“We still don't know what the long-term consequences of what we are going through right today,” Alamelu said. Policyholders, too, had not thought of the potential risk they would face, she added.
TL Alamelu, a whole time member (non-life) at the Insurance Regulatory and Development Authority of India (Irdai), said the insurance industry in India and across the globe has shown resilience during this pandemic. Unlike the 2008 financial crisis, the industry has acted more as a shock absorber, and not as an amplifier of the shock.
Covid has exposed existing vulnerabilities and the risks hitherto lurking in the background have shown up and these could no longer be ignored, she said. The pandemic has acted as a catalyst for the insurance industry and prompted it to spur it into action on many fronts to maintain operational resilience, she said.
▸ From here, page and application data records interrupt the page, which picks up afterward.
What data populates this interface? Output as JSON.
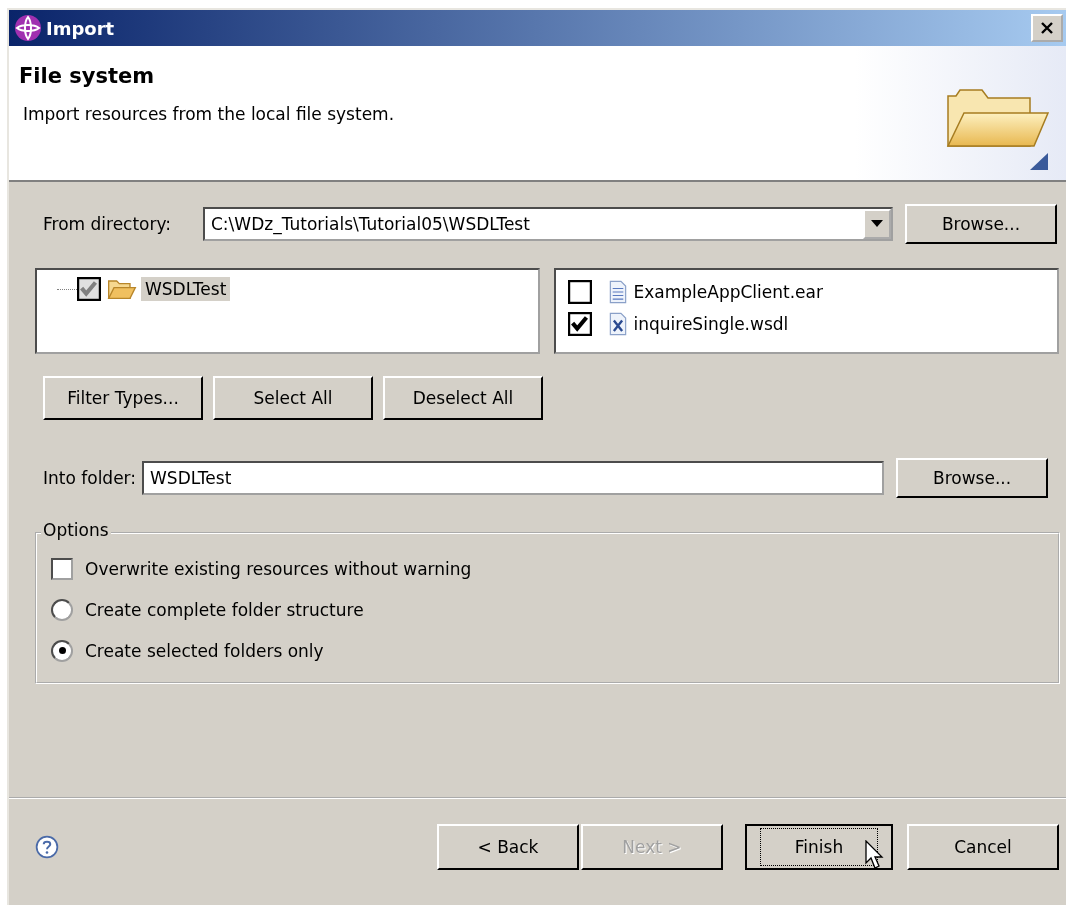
{
  "window": {
    "title": "Import"
  },
  "header": {
    "title": "File system",
    "description": "Import resources from the local file system."
  },
  "from_directory": {
    "label": "From directory:",
    "value": "C:\\WDz_Tutorials\\Tutorial05\\WSDLTest",
    "browse": "Browse..."
  },
  "folder_tree": [
    {
      "label": "WSDLTest",
      "checked": true,
      "grayed": true,
      "selected": true
    }
  ],
  "file_list": [
    {
      "label": "ExampleAppClient.ear",
      "checked": false,
      "kind": "text"
    },
    {
      "label": "inquireSingle.wsdl",
      "checked": true,
      "kind": "xml"
    }
  ],
  "selection_buttons": [
    "Filter Types...",
    "Select All",
    "Deselect All"
  ],
  "into_folder": {
    "label": "Into folder:",
    "value": "WSDLTest",
    "browse": "Browse..."
  },
  "options": {
    "title": "Options",
    "items": [
      {
        "kind": "checkbox",
        "label": "Overwrite existing resources without warning",
        "checked": false
      },
      {
        "kind": "radio",
        "label": "Create complete folder structure",
        "selected": false
      },
      {
        "kind": "radio",
        "label": "Create selected folders only",
        "selected": true
      }
    ]
  },
  "footer_buttons": [
    {
      "label": "< Back",
      "disabled": false,
      "default": false
    },
    {
      "label": "Next >",
      "disabled": true,
      "default": false
    },
    {
      "label": "Finish",
      "disabled": false,
      "default": true
    },
    {
      "label": "Cancel",
      "disabled": false,
      "default": false
    }
  ]
}
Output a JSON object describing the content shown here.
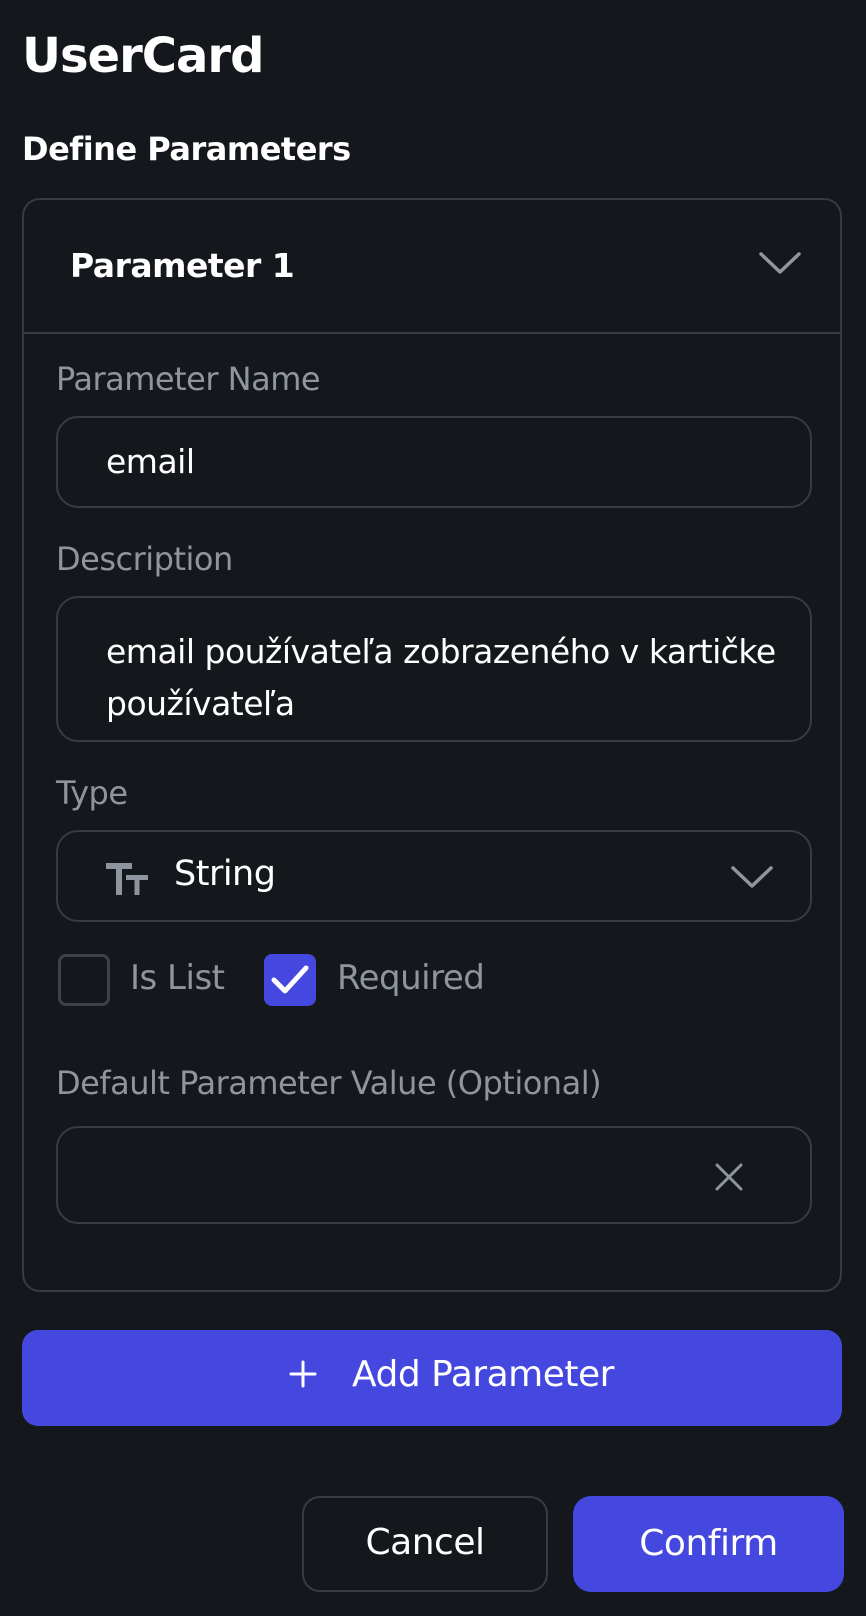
{
  "dialog": {
    "title": "UserCard",
    "subtitle": "Define Parameters"
  },
  "parameter": {
    "header_label": "Parameter 1",
    "expanded": true,
    "name_label": "Parameter Name",
    "name_value": "email",
    "description_label": "Description",
    "description_value": "email používateľa zobrazeného v kartičke používateľa",
    "type_label": "Type",
    "type_value": "String",
    "type_icon": "text-type-icon",
    "is_list_label": "Is List",
    "is_list_checked": false,
    "required_label": "Required",
    "required_checked": true,
    "default_label": "Default Parameter Value (Optional)",
    "default_value": ""
  },
  "actions": {
    "add_parameter_label": "Add Parameter",
    "cancel_label": "Cancel",
    "confirm_label": "Confirm"
  },
  "colors": {
    "background": "#14171b",
    "border": "#373c44",
    "accent": "#4548de",
    "muted_text": "#8f959e",
    "text": "#ffffff"
  }
}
“We still don’t know what the long-term consequences of what we are going through right today,” Alamelu said.
Policyholders, too, had not thought of the potential risk they would face, she added.
Alemelu was speaking at the annual insurance summit, organised by the National Insurance Academy, Pune, on changing dimension of insurance risks and strategies to combat emerging challenges.
The pandemic has exposed weakness in the health system and there is not only a huge protection gap, but also there is no protection for a large section of the population, she said.
The Irdai has come out with three standardised health plans to address the issue of trust deficit in health insurance and make it simpler for policy holders and purchase health insurance without hassles, she said. “We are coming out with some more standard products which will be useful to the policy holders and the insurers.”
Speaking on the major risks the insurance industry faces, G Srinivasan, director, NIA, said risk was evolving and changing dramatically from climate risk, cyber risk to the pandemic.